RECORDED INFORMATION:
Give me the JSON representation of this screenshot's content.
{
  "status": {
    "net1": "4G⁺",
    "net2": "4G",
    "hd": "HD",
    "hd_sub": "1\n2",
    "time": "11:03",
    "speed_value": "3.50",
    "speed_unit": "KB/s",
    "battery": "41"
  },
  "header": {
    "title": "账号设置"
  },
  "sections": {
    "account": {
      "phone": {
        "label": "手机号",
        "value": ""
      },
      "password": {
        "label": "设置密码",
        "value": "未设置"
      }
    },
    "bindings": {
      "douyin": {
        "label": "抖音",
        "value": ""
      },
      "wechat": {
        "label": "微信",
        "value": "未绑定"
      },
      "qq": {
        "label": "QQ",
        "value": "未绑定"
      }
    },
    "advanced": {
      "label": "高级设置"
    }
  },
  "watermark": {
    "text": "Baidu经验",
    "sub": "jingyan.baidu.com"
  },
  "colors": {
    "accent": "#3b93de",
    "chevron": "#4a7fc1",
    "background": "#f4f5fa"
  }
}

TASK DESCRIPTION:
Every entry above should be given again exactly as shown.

REPLY TO THE TASK:
Give me the JSON representation of this screenshot's content.
{
  "status": {
    "net1": "4G⁺",
    "net2": "4G",
    "hd": "HD",
    "hd_sub": "1\n2",
    "time": "11:03",
    "speed_value": "3.50",
    "speed_unit": "KB/s",
    "battery": "41"
  },
  "header": {
    "title": "账号设置"
  },
  "sections": {
    "account": {
      "phone": {
        "label": "手机号",
        "value": ""
      },
      "password": {
        "label": "设置密码",
        "value": "未设置"
      }
    },
    "bindings": {
      "douyin": {
        "label": "抖音",
        "value": ""
      },
      "wechat": {
        "label": "微信",
        "value": "未绑定"
      },
      "qq": {
        "label": "QQ",
        "value": "未绑定"
      }
    },
    "advanced": {
      "label": "高级设置"
    }
  },
  "watermark": {
    "text": "Baidu经验",
    "sub": "jingyan.baidu.com"
  },
  "colors": {
    "accent": "#3b93de",
    "chevron": "#4a7fc1",
    "background": "#f4f5fa"
  }
}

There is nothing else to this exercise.